Other areas include dealing with international garbage separation and visits from customs officers, and using eyewash stations and fuel shut off gauges. When the crew complete their training, they take their first ‘flight’. Kraft keeps it as realistic as possible. “They get a trip sheet. They get information about the passengers and have to determine the likes and dislikes of the passengers and the crew. They then create menus, based on the time of day and the equipment on the aircraft, deciding what they will be cooking, reheating and plating.”

Advertisement
 

To keep it real, Kraft likes to mess with the trainees. “We call them and say, you now have six passengers, not two, and we are going to New York, not Seattle. They then have to revise everything, as would happen in a regular flight department. Then we might say – you have two passengers with gluten intolerance, and there are religious restrictions on this food, its halal now. Then, you have a pilot on a paleo diet, so they have to rethink and reorganise.”

The crewmember calls an inflight caterer that the institute has an arrangement with, to order the catering. At delivery they have to go through the receiving process, just like they would at a hangar or FBO.

Kraft added: “The caterers will call me and tell me what they have ordered. My favourite was a flight attendant who ordered a fillet steak – but she didn’t say to cook it. We knew she wanted it cooked, but she didn’t say so. So we gave her raw meat. But her oven didn’t work. So she had to figure out a solution. An FA constantly has to think outside the box. Things do not always go smoothly.”

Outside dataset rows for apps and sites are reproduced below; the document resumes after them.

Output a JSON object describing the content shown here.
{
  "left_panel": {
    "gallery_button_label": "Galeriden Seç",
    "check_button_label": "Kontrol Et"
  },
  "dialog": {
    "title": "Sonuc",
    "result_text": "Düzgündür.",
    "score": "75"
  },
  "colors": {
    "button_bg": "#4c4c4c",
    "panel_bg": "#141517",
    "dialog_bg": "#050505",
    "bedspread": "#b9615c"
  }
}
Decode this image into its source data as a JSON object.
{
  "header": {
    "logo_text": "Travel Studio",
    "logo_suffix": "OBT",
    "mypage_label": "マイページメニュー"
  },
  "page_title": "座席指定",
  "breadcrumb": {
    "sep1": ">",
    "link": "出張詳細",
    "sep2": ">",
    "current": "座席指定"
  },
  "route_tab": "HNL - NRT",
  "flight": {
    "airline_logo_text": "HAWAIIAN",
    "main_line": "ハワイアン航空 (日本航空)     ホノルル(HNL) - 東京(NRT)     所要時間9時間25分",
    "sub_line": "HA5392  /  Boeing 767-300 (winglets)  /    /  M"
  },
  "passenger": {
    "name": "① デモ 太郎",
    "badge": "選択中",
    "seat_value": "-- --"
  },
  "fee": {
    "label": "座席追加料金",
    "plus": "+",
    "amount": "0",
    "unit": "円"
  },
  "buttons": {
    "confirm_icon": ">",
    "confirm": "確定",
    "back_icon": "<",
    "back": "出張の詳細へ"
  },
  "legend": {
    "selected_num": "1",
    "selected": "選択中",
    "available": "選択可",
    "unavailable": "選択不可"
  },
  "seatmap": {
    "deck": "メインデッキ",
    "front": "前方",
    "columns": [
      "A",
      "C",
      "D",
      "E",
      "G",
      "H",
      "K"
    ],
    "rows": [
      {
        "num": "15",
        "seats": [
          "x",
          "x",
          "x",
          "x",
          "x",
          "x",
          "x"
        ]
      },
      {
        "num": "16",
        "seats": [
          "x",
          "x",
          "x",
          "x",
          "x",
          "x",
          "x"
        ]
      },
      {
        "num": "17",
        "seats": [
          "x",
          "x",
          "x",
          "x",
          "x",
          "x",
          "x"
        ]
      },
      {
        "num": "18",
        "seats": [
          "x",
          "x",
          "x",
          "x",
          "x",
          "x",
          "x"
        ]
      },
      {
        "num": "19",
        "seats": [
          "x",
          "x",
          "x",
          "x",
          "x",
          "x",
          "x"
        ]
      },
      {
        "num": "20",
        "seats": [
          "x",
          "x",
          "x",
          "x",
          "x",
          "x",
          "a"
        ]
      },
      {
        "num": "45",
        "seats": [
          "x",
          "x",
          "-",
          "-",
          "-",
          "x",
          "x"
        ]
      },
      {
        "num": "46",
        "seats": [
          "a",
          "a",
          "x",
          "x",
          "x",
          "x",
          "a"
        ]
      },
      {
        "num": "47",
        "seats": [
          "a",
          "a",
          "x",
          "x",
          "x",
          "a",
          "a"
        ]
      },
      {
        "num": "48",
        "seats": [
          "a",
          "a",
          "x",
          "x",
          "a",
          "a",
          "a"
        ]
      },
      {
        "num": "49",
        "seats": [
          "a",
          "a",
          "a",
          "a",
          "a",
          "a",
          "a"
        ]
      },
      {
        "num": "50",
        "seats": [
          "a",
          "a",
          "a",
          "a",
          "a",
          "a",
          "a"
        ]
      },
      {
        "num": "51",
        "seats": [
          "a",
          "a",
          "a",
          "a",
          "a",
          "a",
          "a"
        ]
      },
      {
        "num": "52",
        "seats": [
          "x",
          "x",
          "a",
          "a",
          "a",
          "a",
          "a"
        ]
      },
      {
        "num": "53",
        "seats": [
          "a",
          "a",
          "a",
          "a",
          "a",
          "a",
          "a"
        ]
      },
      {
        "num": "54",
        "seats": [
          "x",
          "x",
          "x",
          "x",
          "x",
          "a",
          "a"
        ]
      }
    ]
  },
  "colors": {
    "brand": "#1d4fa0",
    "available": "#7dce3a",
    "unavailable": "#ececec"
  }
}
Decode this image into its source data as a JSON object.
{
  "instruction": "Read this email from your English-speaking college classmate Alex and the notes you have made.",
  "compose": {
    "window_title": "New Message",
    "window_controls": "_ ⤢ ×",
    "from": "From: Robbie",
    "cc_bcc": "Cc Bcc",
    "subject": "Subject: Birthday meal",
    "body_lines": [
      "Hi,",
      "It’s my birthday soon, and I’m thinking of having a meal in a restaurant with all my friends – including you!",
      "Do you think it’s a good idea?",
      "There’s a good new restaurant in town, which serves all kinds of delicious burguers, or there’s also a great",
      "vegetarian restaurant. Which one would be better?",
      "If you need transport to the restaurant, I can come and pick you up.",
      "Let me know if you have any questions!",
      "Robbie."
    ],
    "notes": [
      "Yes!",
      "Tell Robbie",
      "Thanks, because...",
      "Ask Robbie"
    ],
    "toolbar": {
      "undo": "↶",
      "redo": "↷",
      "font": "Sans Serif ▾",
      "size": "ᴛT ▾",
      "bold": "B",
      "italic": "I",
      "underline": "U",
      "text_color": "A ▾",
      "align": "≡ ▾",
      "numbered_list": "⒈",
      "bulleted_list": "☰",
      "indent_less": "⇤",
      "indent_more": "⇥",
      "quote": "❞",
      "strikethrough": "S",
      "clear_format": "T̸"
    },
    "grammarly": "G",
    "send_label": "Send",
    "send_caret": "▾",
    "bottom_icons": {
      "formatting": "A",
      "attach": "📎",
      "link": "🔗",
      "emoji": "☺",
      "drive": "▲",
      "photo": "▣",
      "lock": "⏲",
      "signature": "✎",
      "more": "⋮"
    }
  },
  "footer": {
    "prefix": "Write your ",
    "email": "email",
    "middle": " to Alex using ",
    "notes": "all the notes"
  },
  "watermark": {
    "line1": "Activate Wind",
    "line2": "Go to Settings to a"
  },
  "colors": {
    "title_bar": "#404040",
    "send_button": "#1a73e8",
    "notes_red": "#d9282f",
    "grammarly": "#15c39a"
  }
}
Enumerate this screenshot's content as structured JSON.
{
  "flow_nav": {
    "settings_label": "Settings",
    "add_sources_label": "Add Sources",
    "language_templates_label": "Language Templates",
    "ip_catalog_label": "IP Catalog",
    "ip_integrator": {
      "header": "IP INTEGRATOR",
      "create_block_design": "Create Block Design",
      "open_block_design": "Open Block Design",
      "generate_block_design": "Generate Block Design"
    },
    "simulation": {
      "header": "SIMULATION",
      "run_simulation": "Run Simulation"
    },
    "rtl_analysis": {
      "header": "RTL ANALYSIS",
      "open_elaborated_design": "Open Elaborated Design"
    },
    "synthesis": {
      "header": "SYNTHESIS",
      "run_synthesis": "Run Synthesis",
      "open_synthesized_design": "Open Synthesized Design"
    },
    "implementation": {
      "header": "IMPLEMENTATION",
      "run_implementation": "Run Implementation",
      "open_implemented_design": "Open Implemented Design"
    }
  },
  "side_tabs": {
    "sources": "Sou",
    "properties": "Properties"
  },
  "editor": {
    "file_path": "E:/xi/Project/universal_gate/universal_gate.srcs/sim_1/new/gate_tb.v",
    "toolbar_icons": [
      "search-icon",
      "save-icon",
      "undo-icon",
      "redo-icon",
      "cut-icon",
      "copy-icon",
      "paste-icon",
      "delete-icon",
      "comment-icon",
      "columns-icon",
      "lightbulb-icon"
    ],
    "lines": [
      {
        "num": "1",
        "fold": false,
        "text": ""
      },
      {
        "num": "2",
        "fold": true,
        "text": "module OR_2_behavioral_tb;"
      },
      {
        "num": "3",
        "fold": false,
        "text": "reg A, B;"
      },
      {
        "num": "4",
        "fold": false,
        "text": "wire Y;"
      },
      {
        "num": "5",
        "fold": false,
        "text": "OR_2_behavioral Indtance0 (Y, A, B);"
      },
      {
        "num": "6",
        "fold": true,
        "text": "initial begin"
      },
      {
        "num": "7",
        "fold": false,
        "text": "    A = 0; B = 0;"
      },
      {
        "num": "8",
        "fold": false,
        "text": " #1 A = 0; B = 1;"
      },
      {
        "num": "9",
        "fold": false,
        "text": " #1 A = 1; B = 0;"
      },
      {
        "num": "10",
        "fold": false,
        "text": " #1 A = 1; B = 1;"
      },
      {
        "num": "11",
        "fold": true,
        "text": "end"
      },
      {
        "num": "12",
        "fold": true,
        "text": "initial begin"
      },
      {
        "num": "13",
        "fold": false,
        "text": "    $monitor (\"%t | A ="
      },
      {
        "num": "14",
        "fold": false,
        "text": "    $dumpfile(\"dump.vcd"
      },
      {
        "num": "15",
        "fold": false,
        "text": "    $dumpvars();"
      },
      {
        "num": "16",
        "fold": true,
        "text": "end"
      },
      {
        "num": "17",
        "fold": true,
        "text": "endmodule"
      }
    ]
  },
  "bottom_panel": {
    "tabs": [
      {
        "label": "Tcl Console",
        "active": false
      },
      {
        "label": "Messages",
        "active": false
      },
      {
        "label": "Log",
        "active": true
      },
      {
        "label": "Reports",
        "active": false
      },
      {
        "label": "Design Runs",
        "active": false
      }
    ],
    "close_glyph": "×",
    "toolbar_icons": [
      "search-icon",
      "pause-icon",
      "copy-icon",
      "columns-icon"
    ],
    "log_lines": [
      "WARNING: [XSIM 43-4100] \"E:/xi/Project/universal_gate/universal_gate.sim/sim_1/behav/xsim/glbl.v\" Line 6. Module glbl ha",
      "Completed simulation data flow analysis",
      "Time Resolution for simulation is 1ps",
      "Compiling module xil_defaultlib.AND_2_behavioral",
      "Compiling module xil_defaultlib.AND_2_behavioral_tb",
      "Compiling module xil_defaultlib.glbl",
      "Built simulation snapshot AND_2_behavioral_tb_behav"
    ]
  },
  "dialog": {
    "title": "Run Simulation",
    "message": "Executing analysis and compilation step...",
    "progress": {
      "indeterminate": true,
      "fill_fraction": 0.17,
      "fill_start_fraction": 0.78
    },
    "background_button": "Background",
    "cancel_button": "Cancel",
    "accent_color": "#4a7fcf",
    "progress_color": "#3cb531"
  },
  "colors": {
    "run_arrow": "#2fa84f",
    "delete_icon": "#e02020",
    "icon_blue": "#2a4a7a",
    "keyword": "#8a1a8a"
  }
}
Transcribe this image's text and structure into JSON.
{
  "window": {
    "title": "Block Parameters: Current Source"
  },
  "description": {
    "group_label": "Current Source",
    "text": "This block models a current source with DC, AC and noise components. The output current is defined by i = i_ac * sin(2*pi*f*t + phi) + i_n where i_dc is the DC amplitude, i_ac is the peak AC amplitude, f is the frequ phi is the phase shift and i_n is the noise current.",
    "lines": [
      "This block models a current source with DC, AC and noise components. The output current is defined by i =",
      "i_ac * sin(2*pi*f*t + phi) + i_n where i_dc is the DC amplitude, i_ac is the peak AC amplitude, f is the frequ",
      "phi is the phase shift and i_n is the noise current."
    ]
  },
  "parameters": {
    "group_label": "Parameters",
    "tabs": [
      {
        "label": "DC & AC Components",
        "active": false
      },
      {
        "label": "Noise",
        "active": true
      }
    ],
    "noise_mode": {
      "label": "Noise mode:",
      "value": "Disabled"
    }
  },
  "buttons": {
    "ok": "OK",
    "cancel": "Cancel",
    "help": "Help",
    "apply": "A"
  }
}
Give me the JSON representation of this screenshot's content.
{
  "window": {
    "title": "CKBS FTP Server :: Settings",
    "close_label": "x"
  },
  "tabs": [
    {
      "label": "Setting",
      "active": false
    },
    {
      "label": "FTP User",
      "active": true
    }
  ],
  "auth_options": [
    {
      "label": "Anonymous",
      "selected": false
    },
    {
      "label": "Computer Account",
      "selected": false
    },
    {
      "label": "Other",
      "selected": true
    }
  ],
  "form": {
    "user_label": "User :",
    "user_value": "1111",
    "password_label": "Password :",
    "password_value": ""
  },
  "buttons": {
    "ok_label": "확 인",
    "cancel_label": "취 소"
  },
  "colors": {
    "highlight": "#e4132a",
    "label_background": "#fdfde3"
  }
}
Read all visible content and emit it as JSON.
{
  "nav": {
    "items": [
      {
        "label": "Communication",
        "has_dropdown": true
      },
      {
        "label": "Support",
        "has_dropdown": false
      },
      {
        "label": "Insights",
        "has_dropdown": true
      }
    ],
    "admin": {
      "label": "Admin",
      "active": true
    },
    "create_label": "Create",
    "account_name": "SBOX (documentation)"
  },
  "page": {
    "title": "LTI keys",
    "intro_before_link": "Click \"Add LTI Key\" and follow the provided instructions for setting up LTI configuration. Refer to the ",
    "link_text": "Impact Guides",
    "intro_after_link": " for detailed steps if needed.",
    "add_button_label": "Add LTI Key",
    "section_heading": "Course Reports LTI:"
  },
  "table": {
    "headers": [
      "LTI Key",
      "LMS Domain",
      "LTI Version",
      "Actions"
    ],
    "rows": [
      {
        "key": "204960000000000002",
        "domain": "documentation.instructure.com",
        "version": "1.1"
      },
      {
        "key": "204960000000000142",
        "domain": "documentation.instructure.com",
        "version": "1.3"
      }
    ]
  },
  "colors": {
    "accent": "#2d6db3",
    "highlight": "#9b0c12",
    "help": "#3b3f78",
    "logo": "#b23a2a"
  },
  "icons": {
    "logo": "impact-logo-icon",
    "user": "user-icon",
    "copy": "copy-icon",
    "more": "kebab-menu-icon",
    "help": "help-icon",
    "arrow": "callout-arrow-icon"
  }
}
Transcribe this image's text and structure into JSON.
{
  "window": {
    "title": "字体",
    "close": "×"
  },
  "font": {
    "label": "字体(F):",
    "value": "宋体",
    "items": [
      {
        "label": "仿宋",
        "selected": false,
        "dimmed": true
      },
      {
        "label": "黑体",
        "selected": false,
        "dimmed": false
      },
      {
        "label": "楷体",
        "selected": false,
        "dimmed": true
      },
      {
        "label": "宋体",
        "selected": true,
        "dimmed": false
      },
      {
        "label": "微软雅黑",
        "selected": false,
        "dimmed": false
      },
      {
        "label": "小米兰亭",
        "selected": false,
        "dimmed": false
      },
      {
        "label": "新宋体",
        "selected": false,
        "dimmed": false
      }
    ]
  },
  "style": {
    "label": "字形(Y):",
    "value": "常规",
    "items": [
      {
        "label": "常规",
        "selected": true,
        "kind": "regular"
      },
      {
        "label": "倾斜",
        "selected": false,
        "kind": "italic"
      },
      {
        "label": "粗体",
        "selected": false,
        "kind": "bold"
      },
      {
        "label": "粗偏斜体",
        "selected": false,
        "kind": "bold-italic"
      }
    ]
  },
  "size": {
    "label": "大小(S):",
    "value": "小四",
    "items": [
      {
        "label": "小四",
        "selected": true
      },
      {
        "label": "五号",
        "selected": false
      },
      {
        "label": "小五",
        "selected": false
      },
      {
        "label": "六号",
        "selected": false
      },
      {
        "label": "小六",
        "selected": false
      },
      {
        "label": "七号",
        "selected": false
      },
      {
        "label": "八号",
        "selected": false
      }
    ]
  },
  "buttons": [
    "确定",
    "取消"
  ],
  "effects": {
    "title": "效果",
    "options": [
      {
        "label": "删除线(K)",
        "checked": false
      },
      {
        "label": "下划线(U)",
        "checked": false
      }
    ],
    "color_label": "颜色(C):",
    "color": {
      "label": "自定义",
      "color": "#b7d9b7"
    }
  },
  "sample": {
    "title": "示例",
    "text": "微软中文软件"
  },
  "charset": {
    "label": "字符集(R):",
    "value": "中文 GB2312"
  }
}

Advertisement
 
 
 

While the culinary experience and professionalism are the most obvious to passengers, the flight attendants are trained in other essential skills. Through an affiliation with Embry Riddle the institute offers courses in personal travel safety, cabin safety, food allergens, special meal planning, menu writing, and pilot essentials. They also have a reciprocal agreement with MedAire. “We have all of the medical equipment, and we do the training, so we can offer a MedAire certificate.”

Kraft concludes: “As hard as it is for the commercial flight attendant – private aviation is 10 times harder. She is the hostess, the greeter, the nanny, the nutritionist, the server, the chef, the personal assistant, the shopper, purchaser of the cabin equipment, the cleaner with the vacuum and window wiper, and the safety department. She has a thousand jobs that she has to do, and mostly she doesn’t have duty time like the pilot – as it is not legislated.

“She has to be acquiescent enough to serve the passengers, and not be noticed, but strong and firm enough to deal with an emergency. The cabin crew rarely get recognition for all the different skills they have.”


Related Stories:
Advertisement
Advertisement
#ALTITUDESMAGAZINE